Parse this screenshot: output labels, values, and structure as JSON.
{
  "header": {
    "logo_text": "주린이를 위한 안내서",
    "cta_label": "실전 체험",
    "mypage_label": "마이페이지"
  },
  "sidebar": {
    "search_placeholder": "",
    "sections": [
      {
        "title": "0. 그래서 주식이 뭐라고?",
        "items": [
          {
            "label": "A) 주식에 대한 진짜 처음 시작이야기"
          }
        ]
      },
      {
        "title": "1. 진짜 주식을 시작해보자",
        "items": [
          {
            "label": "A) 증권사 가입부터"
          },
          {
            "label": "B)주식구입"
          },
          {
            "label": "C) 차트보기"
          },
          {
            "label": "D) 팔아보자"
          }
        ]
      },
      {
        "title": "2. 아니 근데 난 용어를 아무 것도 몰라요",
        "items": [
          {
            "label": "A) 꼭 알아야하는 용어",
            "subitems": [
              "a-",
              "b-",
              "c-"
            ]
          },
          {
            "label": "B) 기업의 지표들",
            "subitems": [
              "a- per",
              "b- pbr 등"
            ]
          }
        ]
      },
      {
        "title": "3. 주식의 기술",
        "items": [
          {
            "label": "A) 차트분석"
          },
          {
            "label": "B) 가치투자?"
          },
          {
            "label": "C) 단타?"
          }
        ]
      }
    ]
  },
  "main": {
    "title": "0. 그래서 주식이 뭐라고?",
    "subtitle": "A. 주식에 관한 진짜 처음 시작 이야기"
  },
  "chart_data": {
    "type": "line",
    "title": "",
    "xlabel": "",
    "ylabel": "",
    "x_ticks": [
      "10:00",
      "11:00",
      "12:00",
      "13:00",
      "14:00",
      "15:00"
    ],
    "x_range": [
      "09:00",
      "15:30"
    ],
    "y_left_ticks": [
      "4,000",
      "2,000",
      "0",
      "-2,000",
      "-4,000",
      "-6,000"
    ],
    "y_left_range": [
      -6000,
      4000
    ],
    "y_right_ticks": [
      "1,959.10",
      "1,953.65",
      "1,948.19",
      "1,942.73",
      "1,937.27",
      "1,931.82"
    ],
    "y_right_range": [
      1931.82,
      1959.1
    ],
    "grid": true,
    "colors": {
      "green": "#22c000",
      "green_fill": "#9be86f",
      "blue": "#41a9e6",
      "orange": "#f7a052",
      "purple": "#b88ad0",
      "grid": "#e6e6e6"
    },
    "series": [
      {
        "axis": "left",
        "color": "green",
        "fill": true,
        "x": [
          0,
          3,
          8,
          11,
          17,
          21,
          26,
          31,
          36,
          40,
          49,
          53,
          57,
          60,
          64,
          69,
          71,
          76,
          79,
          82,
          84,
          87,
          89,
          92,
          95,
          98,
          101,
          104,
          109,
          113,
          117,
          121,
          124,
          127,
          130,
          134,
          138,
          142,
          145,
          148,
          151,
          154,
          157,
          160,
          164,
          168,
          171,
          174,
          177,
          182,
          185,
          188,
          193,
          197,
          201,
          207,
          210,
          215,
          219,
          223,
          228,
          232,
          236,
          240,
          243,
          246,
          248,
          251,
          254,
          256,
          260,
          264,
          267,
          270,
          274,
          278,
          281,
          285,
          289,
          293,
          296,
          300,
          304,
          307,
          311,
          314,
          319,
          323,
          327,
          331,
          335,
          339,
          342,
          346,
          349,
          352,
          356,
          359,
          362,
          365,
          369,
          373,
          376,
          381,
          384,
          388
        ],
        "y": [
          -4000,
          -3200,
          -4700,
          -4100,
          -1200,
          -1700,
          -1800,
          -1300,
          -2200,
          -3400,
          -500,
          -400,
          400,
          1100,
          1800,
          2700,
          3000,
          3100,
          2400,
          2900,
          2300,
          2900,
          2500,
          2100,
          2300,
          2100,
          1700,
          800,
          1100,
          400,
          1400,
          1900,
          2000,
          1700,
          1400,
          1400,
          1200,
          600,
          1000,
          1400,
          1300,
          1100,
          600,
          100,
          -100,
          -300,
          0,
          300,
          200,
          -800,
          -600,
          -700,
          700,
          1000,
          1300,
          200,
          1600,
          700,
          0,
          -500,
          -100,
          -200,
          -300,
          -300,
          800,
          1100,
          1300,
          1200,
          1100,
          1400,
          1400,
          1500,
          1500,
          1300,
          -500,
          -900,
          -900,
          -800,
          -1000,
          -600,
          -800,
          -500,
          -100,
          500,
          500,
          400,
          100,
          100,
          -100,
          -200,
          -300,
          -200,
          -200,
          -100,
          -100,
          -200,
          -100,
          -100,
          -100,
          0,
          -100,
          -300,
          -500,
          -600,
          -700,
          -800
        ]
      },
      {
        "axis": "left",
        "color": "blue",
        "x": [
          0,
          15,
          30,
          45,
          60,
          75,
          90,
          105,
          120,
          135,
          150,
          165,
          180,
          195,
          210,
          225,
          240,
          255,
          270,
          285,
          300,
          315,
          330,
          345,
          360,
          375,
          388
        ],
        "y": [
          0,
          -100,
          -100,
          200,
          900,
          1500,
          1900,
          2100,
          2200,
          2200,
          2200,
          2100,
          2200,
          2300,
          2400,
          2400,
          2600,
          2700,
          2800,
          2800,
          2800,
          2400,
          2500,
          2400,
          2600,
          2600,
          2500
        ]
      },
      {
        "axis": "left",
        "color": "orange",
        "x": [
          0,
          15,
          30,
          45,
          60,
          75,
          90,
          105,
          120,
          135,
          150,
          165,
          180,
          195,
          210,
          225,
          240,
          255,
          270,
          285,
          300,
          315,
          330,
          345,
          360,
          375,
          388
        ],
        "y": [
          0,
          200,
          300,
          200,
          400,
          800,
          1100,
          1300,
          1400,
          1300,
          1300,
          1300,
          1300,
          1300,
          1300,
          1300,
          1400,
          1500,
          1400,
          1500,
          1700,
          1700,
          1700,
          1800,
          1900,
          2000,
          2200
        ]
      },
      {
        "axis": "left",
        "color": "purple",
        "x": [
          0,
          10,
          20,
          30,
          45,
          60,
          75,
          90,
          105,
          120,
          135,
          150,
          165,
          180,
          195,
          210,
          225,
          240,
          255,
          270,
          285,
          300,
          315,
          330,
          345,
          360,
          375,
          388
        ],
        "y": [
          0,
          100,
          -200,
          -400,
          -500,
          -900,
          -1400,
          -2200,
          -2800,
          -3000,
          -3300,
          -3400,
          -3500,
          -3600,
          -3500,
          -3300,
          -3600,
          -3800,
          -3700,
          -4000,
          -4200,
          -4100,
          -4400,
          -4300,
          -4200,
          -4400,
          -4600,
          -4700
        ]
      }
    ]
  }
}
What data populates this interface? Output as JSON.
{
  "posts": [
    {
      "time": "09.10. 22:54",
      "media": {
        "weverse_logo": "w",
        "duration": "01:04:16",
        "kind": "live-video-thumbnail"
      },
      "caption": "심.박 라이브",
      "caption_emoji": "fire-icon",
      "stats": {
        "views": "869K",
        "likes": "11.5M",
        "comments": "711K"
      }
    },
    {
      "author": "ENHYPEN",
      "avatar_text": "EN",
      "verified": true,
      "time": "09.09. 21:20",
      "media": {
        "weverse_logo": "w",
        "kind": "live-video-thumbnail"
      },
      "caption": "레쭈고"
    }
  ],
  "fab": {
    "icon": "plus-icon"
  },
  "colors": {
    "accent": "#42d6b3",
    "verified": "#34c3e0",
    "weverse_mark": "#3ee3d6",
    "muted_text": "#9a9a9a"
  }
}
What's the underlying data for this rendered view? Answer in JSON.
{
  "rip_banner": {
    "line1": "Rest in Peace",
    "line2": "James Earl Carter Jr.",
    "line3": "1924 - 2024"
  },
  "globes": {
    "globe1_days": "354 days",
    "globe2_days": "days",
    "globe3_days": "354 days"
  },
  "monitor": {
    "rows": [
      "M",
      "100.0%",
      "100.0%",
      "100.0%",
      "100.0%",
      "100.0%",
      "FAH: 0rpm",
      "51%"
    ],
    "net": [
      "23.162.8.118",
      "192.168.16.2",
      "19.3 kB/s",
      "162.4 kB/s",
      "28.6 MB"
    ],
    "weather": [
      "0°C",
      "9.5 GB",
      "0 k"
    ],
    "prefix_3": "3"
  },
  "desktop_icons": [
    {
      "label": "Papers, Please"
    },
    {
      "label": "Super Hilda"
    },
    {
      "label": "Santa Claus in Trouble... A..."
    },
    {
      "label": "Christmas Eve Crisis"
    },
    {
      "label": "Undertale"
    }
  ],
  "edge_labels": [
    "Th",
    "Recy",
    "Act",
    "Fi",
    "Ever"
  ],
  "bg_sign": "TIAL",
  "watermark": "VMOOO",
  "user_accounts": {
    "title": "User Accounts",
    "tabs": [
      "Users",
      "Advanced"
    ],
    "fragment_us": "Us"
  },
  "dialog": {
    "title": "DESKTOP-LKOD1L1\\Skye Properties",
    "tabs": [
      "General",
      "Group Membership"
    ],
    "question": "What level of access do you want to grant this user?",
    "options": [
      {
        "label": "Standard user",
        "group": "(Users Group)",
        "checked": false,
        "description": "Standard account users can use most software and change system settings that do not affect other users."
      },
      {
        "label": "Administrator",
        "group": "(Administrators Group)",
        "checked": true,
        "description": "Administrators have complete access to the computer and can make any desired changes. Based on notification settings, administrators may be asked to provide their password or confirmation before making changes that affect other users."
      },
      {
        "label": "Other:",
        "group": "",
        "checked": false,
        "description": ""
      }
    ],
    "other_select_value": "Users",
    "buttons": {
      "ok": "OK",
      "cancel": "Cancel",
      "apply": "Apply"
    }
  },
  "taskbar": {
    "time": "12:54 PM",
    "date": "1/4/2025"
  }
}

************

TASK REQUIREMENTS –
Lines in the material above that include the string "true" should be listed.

RESPONSE BELOW –
    "grid": true,
        "fill": true,
      "verified": true,
        "checked": true,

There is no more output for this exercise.